Writing Writing Writing …. I love it, what can I say?
In the Summer 2014, I started a novel inspired by the events that transpired between me and my friends in 2012-2013 in St Andrews, Scotland. It’s the first time a story has stayed with me for so long and now I’m on a path to finishing this novel and getting it published.
Last November, I participated in NaNoWriMo (National Novel Writing Month) and it truly gave me the kick in the butt I needed. I’d write every day, from a few hundred words to a few thousands. And after 30 days I had reached 50,000 words! It felt like my biggest accomplishment in years!

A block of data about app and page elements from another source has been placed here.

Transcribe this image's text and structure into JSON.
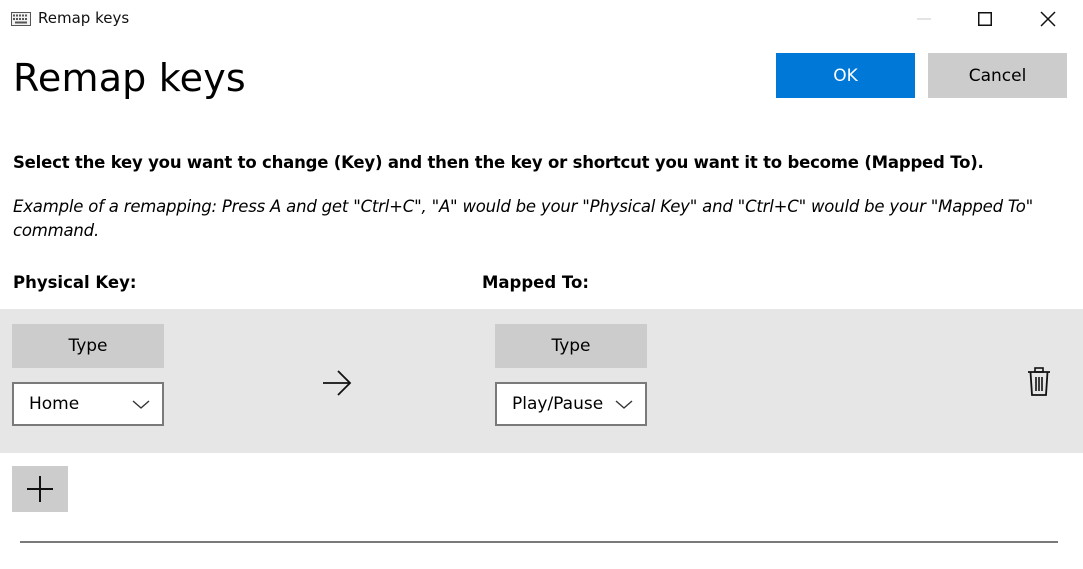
{
  "window": {
    "title": "Remap keys",
    "app_icon": "keyboard-icon",
    "controls": [
      "minimize-icon",
      "maximize-icon",
      "close-icon"
    ]
  },
  "header": {
    "title": "Remap keys",
    "ok_label": "OK",
    "cancel_label": "Cancel"
  },
  "instructions": {
    "main": "Select the key you want to change (Key) and then the key or shortcut you want it to become (Mapped To).",
    "example": "Example of a remapping: Press A and get \"Ctrl+C\", \"A\" would be your \"Physical Key\" and \"Ctrl+C\" would be your \"Mapped To\" command."
  },
  "columns": {
    "physical": "Physical Key:",
    "mapped": "Mapped To:"
  },
  "mappings": [
    {
      "physical_type_label": "Type",
      "physical_key": "Home",
      "mapped_type_label": "Type",
      "mapped_key": "Play/Pause",
      "arrow_icon": "arrow-right-icon",
      "delete_icon": "trash-icon"
    }
  ],
  "add_icon": "plus-icon",
  "colors": {
    "accent": "#0078d7",
    "button_gray": "#cccccc",
    "row_background": "#e6e6e6"
  }
}
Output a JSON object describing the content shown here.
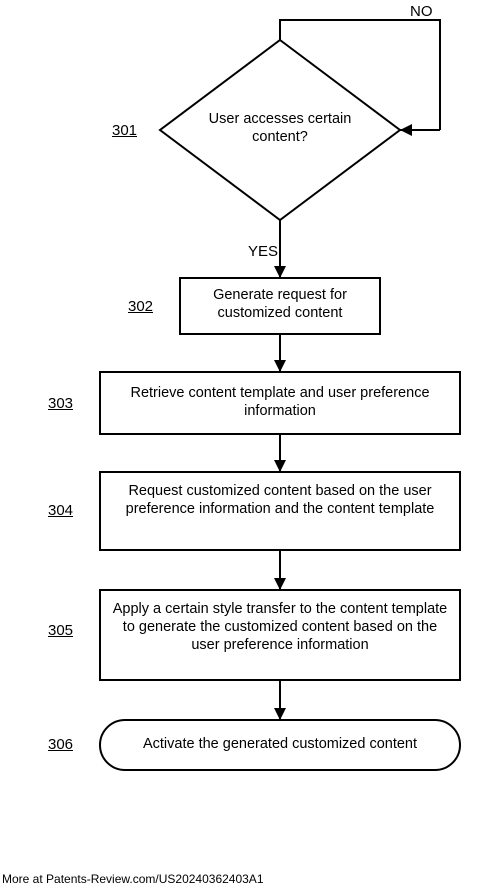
{
  "labels": {
    "no": "NO",
    "yes": "YES"
  },
  "steps": {
    "s301": {
      "num": "301",
      "text": "User accesses certain content?"
    },
    "s302": {
      "num": "302",
      "text": "Generate request for customized content"
    },
    "s303": {
      "num": "303",
      "text": "Retrieve content template and user preference information"
    },
    "s304": {
      "num": "304",
      "text": "Request customized content based on the user preference information and the content template"
    },
    "s305": {
      "num": "305",
      "text": "Apply a certain style transfer to the content template to generate the customized content based on the user preference information"
    },
    "s306": {
      "num": "306",
      "text": "Activate the generated customized content"
    }
  },
  "footer": "More at Patents-Review.com/US20240362403A1"
}
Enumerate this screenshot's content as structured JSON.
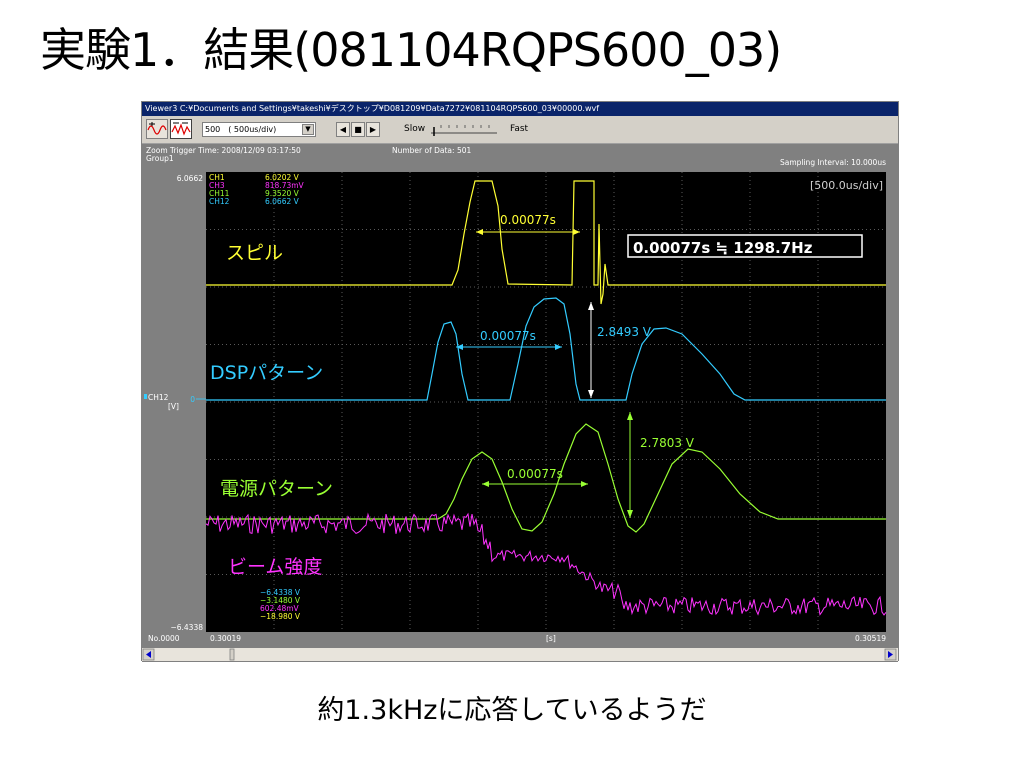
{
  "slide": {
    "title": "実験1．結果(081104RQPS600_03)",
    "caption": "約1.3kHzに応答しているようだ"
  },
  "viewer": {
    "window_title": "Viewer3 C:¥Documents and Settings¥takeshi¥デスクトップ¥D081209¥Data7272¥081104RQPS600_03¥00000.wvf",
    "toolbar": {
      "points_value": "500",
      "time_div_select": "500　( 500us/div)",
      "slow_label": "Slow",
      "fast_label": "Fast"
    },
    "header": {
      "zoom_trigger": "Zoom Trigger Time: 2008/12/09 03:17:50",
      "group": "Group1",
      "number_of_data": "Number of Data: 501",
      "sampling_interval": "Sampling Interval: 10.000us",
      "time_div": "[500.0us/div]"
    },
    "y_axis": {
      "top": "6.0662",
      "bottom": "−6.4338",
      "zero": "0",
      "channel": "CH12",
      "unit": "[V]"
    },
    "channels_top": [
      {
        "name": "CH1",
        "value": "6.0202 V",
        "color": "#ffff33"
      },
      {
        "name": "CH3",
        "value": "818.73mV",
        "color": "#ff33ff"
      },
      {
        "name": "CH11",
        "value": "9.3520 V",
        "color": "#99ff33"
      },
      {
        "name": "CH12",
        "value": "6.0662 V",
        "color": "#33ccff"
      }
    ],
    "channels_bottom": [
      {
        "value": "−6.4338 V",
        "color": "#33ccff"
      },
      {
        "value": "−3.1480 V",
        "color": "#99ff33"
      },
      {
        "value": "602.48mV",
        "color": "#ff33ff"
      },
      {
        "value": "−18.980 V",
        "color": "#ffff33"
      }
    ],
    "x_axis": {
      "start": "0.30019",
      "end": "0.30519",
      "unit": "[s]",
      "record": "No.0000"
    },
    "annotations": {
      "spill_label": "スピル",
      "dsp_label": "DSPパターン",
      "power_label": "電源パターン",
      "beam_label": "ビーム強度",
      "interval_spill": "0.00077s",
      "interval_dsp": "0.00077s",
      "interval_power": "0.00077s",
      "freq_box": "0.00077s ≒ 1298.7Hz",
      "dsp_amplitude": "2.8493 V",
      "power_amplitude": "2.7803 V"
    },
    "colors": {
      "spill": "#ffff33",
      "dsp": "#33ccff",
      "power": "#99ff33",
      "beam": "#ff33ff",
      "grid": "#5a5a5a"
    }
  }
}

The amazing thing about November though was that a few weeks earlier I’d signed up for a writing retreat – a dream of mine – in the highland region of Scotland. It was such good timing that this was set for November – it meant I was fully immersed in my month of writing!
So one Friday morning midway through November, I headed out to Ullapool in the Wester-Ross region. That’s about 1h30 North West of Inverness if you want to know. It is truly bare and rugged up there.
The Writing Retreat
On the Friday, we had a few hours of ‘class time’ and I got introduced to the other members. This was smack in the middle of storm Abigail so the weather had deterred and stopped (literally as ferries weren’t working on those days) many to reach Ullapool so we were only a small class of 6. They were mostly middle-aged and elderly people – which was absolutely fascinating. They all mostly lived in the North of Scotland and were fascinated that I had travelled from the central belt for the weekend, especially during the storm.
The person leading the workshop was a poet and writer, Stephen Keeler, who recently won the Scottish Book Trust New Writers Award in 2015. He was a generous and kind workshop leader and mentor for those few days.
We started the evening by having to write pieces about each other – which was as hard as it sounds to write about someone sitting next to you! We did 1-minute challenges – which sees you writing about a given theme for 60 seconds. Fascinating what can be written in a minute! Everyone else was just so amazing and I was truly inspired!
I was exhausted from the travel, the weather and the writing class by the time I got back to the B&B, but we had some homework, so I worked on that before crashing (probably face first) on the comfortable bed.
Day 2 started a bit rough – I was still so exhausted from the day before and we had to start with morning pages. I like the idea of morning pages, but it just wasn’t doing it for me at 7.30am on a Saturday.
Then, as I was about to leave, I put my hand on the door handle of the B&B and boom a downpour started. I thought I’d wait it out, but I didn’t want to be late so I ended up walking the 10 minutes to the community centre and being completely drenched in the process – so much so I had to dry my shoes and socks when I got there. Thankfully, I was travelling with multiple pairs of socks in my backpack!
The second day of workshop started with some exercise, 1-minute challenges and reading out our homework. By midday we were breaking for lunch and for our individual sessions. We had in total nearly 6 hours of individual writing time. This was a time I had been waiting for and yet I had a hard time getting through it. I may or may not have laid down in the middle of my room in the dark for 30 minutes, doing Savasana and hoping for inspiration to strike me like lightning. I did end up writing nearly 2,000 words that day, which I was quite happy with.
During that time we were also allowed some ‘mentor’ time with Stephen and this was brilliant! I discussed my story with him a little and my insecurities as a writer and he was still very generous, kind and constructive in his comments. Every time I doubt myself, I think back on our chat together and it puts me at ease.
Once the group came back together later in the day, we read some of our day’s writing to each other. I got some great feedback from them and I admired everyone else’s writing. Again, it was truly inspiring.
Day 3 started much better! I woke up rested and did my morning pages with a lot more focus (literally as my eyes were open this time), before getting up and ready to get back to the workshop. The weather had cleared up as well, making it a splendid morning on the northern west coast (all the photos in this post are from that day as you may expect. Pictured below was my B&B.).
The day started again with our homework and also with some quick challenges and themed writing. I don’t thoroughly enjoy themed writing, but I let myself go to these and I was surprised by what came out – a lot of it being about my family and heritage actually!
We finished the workshop with some tips and advice on writing and how to get your work out there. It was sad to say goodbye to everyone, but I know I’ll probably be back.
All in all, I think it was a great weekend and I would definitely do it again! Even though I’m sure in much better weather circumstances, it would be an even better weekend – for both Ullapool and the writing retreat.
The retreat was hosted by the Macphail Centre in Ullapool. This was not a sponsored post – I just thoroughly enjoyed my time there and definitely would recommend it for anyone who loves writing!
Have you ever been on a retreat or would like to go on one?xx